ABOVE: Hera Jay Brown, photo via Hera Jay Brown’s Twitter.
Minorities make up the majority of the latest group of U.S. college students to be named Rhodes Scholars, and the class includes the first transgender woman selected for the prestigious program.
The Rhodes Trust announced the 32 selections late Saturday after two days of discussions over 236 applicants from 90 different colleges and universities across the country.
Along with University of Tennessee graduate Hera Jay Brown, who is the first transgender woman in the program, this year’s class also includes two non-binary scholars.
“As our rights and experiences as women are under threat, this moment has given me pause to reflect on what an honor it is to pave this path,” Brown posted on Twitter after the announcement.
It’s Trans Awareness Month; I can’t imagine a better time to announce that I’m the first trans woman elected as a Rhodes scholar. As our rights and experiences as women are under threat, this moment has given me pause to reflect on what an honor it is to pave this path.
— Hera Jay (@herajaybrown) November 24, 2019
There are students from universities well known for their academics, such as the Massachusetts Institute of Technology, Harvard University and Duke University. The list also includes the first Rhodes Scholar from the University of Connecticut.

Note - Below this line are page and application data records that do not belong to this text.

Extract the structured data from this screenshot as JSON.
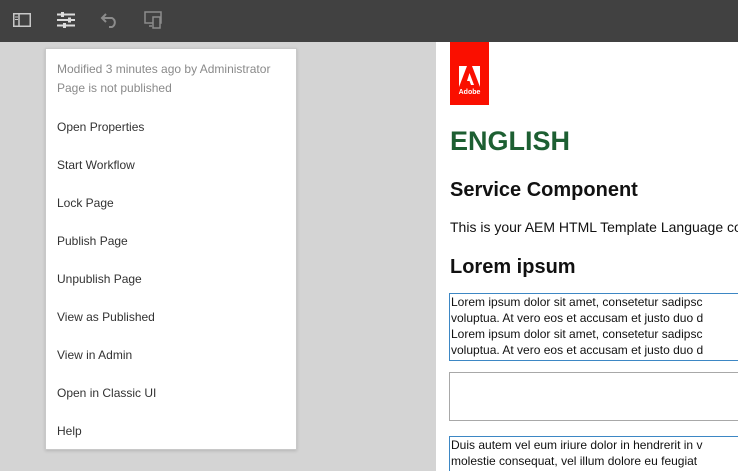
{
  "toolbar": {
    "buttons": [
      {
        "name": "side-panel-icon"
      },
      {
        "name": "page-information-icon"
      },
      {
        "name": "undo-icon"
      },
      {
        "name": "emulator-icon"
      }
    ]
  },
  "page_info_menu": {
    "modified": "Modified 3 minutes ago by Administrator",
    "status": "Page is not published",
    "items": [
      "Open Properties",
      "Start Workflow",
      "Lock Page",
      "Publish Page",
      "Unpublish Page",
      "View as Published",
      "View in Admin",
      "Open in Classic UI",
      "Help"
    ]
  },
  "page_content": {
    "logo_text": "Adobe",
    "logo_color": "#fa0f00",
    "title": "ENGLISH",
    "title_color": "#1d5f32",
    "service_heading": "Service Component",
    "service_text": "This is your AEM HTML Template Language co",
    "lorem_heading": "Lorem ipsum",
    "lorem_lines": [
      "Lorem ipsum dolor sit amet, consetetur sadipsc",
      "voluptua. At vero eos et accusam et justo duo d",
      "Lorem ipsum dolor sit amet, consetetur sadipsc",
      "voluptua. At vero eos et accusam et justo duo d"
    ],
    "duis_lines": [
      "Duis autem vel eum iriure dolor in hendrerit in v",
      "molestie consequat, vel illum dolore eu feugiat"
    ]
  }
}
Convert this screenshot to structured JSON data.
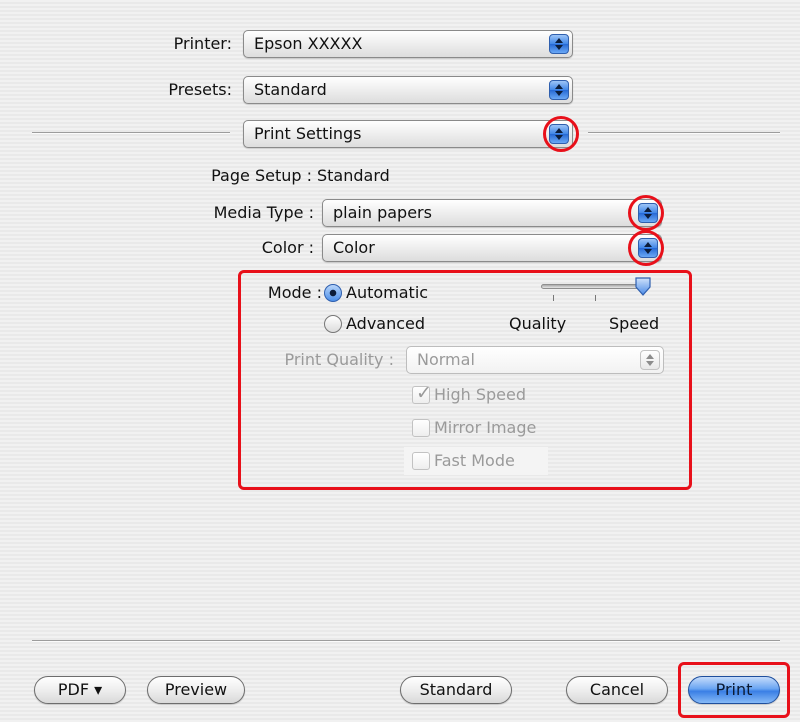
{
  "printer": {
    "label": "Printer:",
    "value": "Epson XXXXX"
  },
  "presets": {
    "label": "Presets:",
    "value": "Standard"
  },
  "panel": {
    "value": "Print Settings"
  },
  "page_setup": {
    "label": "Page Setup :",
    "value": "Standard"
  },
  "media_type": {
    "label": "Media Type :",
    "value": "plain papers"
  },
  "color": {
    "label": "Color :",
    "value": "Color"
  },
  "mode": {
    "label": "Mode :",
    "automatic": "Automatic",
    "advanced": "Advanced",
    "selected": "Automatic",
    "slider": {
      "left_label": "Quality",
      "right_label": "Speed",
      "level": 1.0
    }
  },
  "print_quality": {
    "label": "Print Quality :",
    "value": "Normal",
    "enabled": false
  },
  "options": {
    "high_speed": {
      "label": "High Speed",
      "checked": true,
      "enabled": false
    },
    "mirror_image": {
      "label": "Mirror Image",
      "checked": false,
      "enabled": false
    },
    "fast_mode": {
      "label": "Fast Mode",
      "checked": false,
      "enabled": false
    }
  },
  "footer": {
    "pdf": "PDF ▾",
    "preview": "Preview",
    "standard": "Standard",
    "cancel": "Cancel",
    "print": "Print"
  },
  "colors": {
    "highlight": "#e8101a",
    "accent": "#3a7fe5"
  }
}
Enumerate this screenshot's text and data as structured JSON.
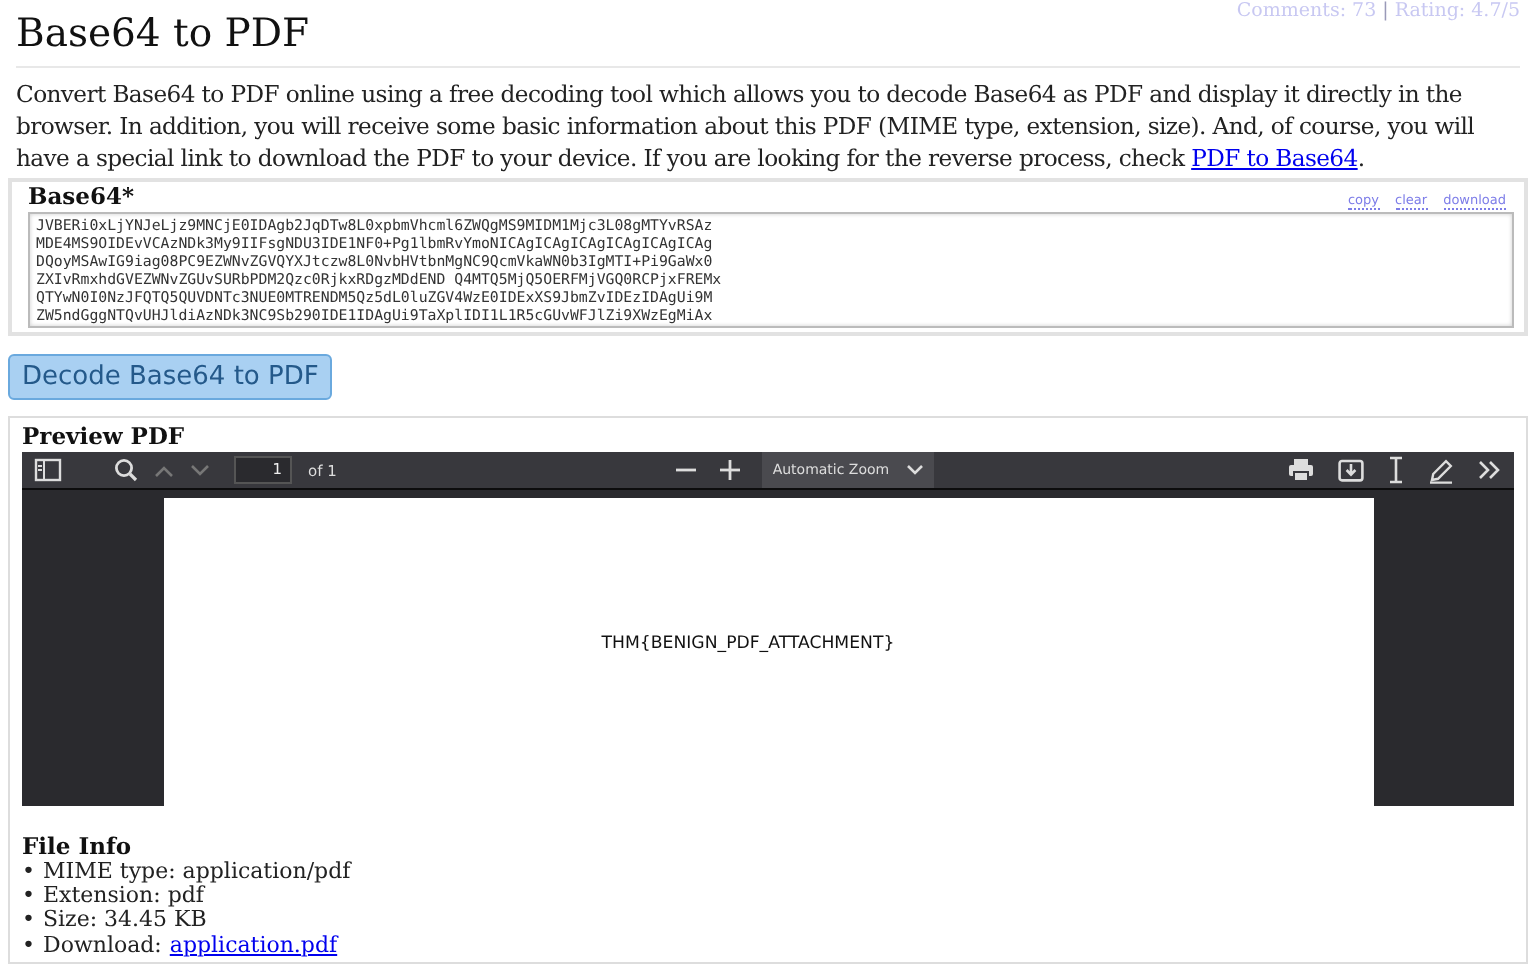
{
  "header": {
    "title": "Base64 to PDF",
    "comments": "Comments: 73",
    "separator": "|",
    "rating": "Rating: 4.7/5"
  },
  "intro": {
    "text": "Convert Base64 to PDF online using a free decoding tool which allows you to decode Base64 as PDF and display it directly in the browser. In addition, you will receive some basic information about this PDF (MIME type, extension, size). And, of course, you will have a special link to download the PDF to your device. If you are looking for the reverse process, check ",
    "link": "PDF to Base64",
    "end": "."
  },
  "input": {
    "label": "Base64*",
    "actions": [
      "copy",
      "clear",
      "download"
    ],
    "lines": [
      "JVBERi0xLjYNJeLjz9MNCjE0IDAgb2JqDTw8L0xpbmVhcml6ZWQgMS9MIDM1Mjc3L08gMTYvRSAz",
      "MDE4MS9OIDEvVCAzNDk3My9IIFsgNDU3IDE1NF0+Pg1lbmRvYmoNICAgICAgICAgICAgICAgICAg",
      "DQoyMSAwIG9iag08PC9EZWNvZGVQYXJtczw8L0NvbHVtbnMgNC9QcmVkaWN0b3IgMTI+Pi9GaWx0",
      "ZXIvRmxhdGVEZWNvZGUvSURbPDM2Qzc0RjkxRDgzMDdEND Q4MTQ5MjQ5OERFMjVGQ0RCPjxFREMx",
      "QTYwN0I0NzJFQTQ5QUVDNTc3NUE0MTRENDM5Qz5dL0luZGV4WzE0IDExXS9JbmZvIDEzIDAgUi9M",
      "ZW5ndGggNTQvUHJldiAzNDk3NC9Sb290IDE1IDAgUi9TaXplIDI1L1R5cGUvWFJlZi9XWzEgMiAx"
    ]
  },
  "decode_button": "Decode Base64 to PDF",
  "preview": {
    "title": "Preview PDF",
    "toolbar": {
      "page": "1",
      "page_count": "of 1",
      "zoom": "Automatic Zoom"
    },
    "page_text": "THM{BENIGN_PDF_ATTACHMENT}"
  },
  "file_info": {
    "title": "File Info",
    "items": [
      {
        "kind": "text",
        "bullet": "•",
        "label": "MIME type:",
        "value": "application/pdf"
      },
      {
        "kind": "text",
        "bullet": "•",
        "label": "Extension:",
        "value": "pdf"
      },
      {
        "kind": "text",
        "bullet": "•",
        "label": "Size:",
        "value": "34.45 KB"
      },
      {
        "kind": "link",
        "bullet": "•",
        "label": "Download:",
        "value": "application.pdf"
      }
    ]
  }
}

The 32 people chosen will start at least two years of all-expenses paid study next fall at Oxford University in England along with students from over 60 countries.
The studies undertaken by the scholars include research into the escape from danger reflex in zebrafish to better understand how the human brain deals with stress and how to make computer vision more humanlike.
The research also includes studies into human behavior, including the prevalence of sex work among refugees, the impact of nuclear testing on the American Southwest, how to use online cryptocurrency to improve conditions in the world’s largest Syrian refugee camp and defending the rights of migrants to the United States.
Winners of the scholarships include Daine A. Van de Wall, who is a brigade commander at the United States Military Academy, which is the highest-ranking cadet position at West Point.
Other scholars selected this year include students who were homeschooled before their university studies and some who are the first people in their families to go to college.
Arielle Hudson is a second-generation student at the University of Mississippi who remembered visiting campus with her mother, who holds two degrees from the school. She always thought she would go to college out of state until she received a full scholarship through a Mississippi teaching program.
“When I received the scholarship, I started to think about how I would make a difference here,” Hudson told the university in a statement.
Now her work will come full circle. Hudson plans to seek master’s degrees in comparative social policy and comparative international education, then come back to Mississippi’s poor Delta region to teach for five years to fulfill her scholarship requirement.
Rhodes Scholarships were created in 1902 in the will of Cecil Rhodes, a British businessman and Oxford alum who was a prime minister of the Cape Colony in present-day South Africa.